== ACTION ITEM ==
Filter the entries for lines with the word "name".

[Saved entries]
^^^^^^^^^^^^^^^^

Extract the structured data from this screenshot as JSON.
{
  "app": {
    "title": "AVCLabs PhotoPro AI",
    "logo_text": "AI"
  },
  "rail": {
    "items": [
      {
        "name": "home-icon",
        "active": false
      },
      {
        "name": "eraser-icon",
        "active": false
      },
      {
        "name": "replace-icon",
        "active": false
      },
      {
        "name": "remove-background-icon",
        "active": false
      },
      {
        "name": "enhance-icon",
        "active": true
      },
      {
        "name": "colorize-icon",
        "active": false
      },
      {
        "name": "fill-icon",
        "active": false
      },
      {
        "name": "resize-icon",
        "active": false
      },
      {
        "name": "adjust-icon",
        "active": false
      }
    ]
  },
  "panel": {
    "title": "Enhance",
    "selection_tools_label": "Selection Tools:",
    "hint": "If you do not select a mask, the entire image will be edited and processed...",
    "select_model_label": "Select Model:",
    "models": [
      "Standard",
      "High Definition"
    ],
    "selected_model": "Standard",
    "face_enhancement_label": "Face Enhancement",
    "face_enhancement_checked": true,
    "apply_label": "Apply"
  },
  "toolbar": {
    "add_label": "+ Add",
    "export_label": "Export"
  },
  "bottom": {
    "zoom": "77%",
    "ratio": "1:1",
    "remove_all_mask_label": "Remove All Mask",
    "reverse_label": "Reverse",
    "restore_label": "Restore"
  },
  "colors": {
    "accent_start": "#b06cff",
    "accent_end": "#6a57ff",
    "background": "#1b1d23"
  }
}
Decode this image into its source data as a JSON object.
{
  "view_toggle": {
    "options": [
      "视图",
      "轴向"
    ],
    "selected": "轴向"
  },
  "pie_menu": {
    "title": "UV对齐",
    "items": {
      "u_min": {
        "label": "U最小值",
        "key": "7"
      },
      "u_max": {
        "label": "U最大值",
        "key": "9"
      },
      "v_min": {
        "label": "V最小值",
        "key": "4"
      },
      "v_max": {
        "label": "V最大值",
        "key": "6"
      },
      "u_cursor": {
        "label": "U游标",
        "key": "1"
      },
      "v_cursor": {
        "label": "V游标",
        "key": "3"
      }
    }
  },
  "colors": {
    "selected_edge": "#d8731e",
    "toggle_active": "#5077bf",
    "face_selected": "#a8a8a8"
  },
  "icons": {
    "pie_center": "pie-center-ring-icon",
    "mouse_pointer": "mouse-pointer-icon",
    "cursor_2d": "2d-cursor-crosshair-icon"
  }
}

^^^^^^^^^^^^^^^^

== SOLUTION ==
        "name": "home-icon",
        "name": "eraser-icon",
        "name": "replace-icon",
        "name": "remove-background-icon",
        "name": "enhance-icon",
        "name": "colorize-icon",
        "name": "fill-icon",
        "name": "resize-icon",
        "name": "adjust-icon",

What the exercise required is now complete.